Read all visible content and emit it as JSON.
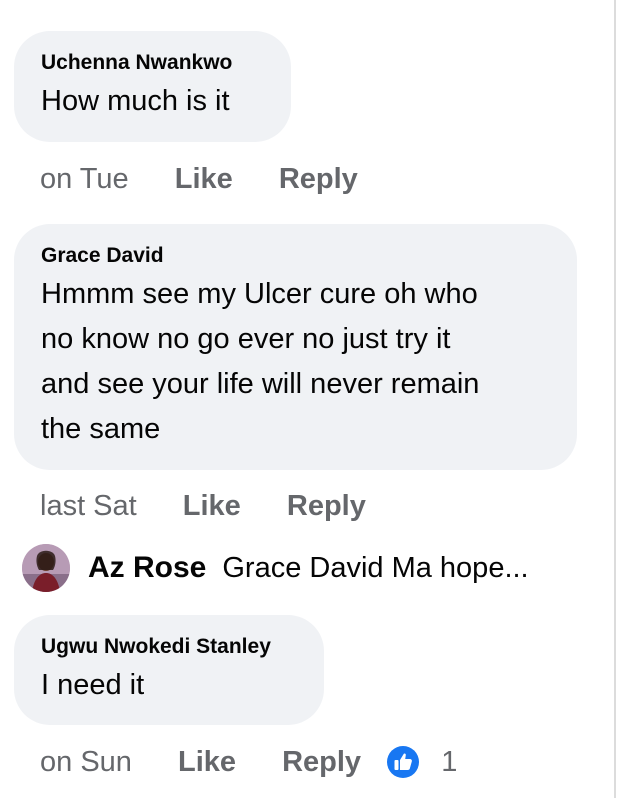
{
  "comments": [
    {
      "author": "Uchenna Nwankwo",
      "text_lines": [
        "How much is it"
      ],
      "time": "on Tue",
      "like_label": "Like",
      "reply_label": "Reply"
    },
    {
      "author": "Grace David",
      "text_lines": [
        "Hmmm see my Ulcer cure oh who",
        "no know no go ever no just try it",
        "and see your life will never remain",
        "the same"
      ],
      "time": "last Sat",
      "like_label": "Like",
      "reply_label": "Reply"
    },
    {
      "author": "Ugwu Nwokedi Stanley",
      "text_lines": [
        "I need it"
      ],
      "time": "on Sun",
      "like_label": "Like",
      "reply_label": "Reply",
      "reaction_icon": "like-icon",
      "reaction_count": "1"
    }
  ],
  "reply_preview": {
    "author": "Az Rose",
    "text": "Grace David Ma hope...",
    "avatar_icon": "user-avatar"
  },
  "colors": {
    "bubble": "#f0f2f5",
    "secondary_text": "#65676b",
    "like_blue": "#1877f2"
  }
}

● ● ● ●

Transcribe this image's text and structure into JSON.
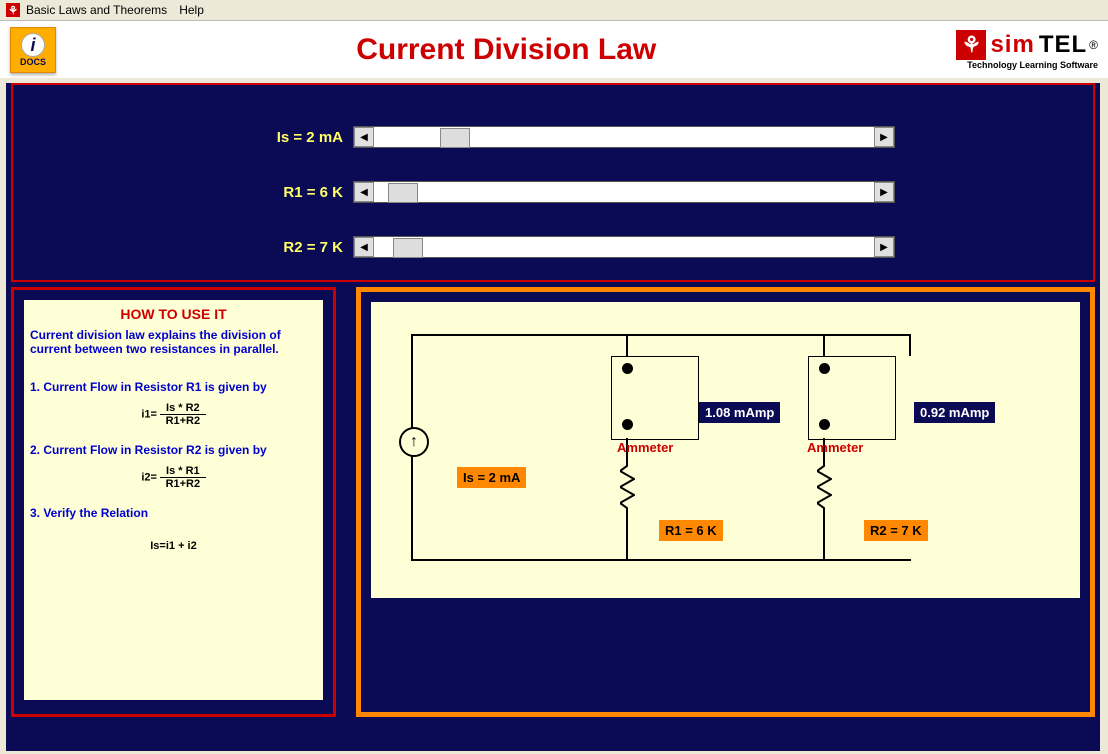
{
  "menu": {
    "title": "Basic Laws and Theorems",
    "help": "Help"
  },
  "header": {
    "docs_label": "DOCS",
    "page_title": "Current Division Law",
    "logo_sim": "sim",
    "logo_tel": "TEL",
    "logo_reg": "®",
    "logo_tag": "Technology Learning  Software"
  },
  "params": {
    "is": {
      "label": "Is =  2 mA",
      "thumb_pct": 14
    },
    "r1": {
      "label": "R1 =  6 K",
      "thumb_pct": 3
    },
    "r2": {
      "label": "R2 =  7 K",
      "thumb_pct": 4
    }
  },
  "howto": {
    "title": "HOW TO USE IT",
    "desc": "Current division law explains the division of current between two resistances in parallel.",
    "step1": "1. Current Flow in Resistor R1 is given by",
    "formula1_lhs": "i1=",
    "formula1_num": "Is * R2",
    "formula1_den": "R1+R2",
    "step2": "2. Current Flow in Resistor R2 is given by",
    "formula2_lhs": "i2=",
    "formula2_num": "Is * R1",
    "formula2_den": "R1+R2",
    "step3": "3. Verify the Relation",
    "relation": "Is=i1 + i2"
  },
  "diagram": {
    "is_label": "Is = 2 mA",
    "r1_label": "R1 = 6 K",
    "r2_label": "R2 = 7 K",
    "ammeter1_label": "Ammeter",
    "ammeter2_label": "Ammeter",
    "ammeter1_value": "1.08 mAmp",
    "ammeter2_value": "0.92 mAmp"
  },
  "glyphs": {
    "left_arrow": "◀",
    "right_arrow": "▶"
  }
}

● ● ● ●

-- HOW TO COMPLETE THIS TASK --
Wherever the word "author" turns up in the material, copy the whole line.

-- RESPONSE AREA --
      "author": "Uchenna Nwankwo",
      "author": "Grace David",
      "author": "Ugwu Nwokedi Stanley",
    "author": "Az Rose",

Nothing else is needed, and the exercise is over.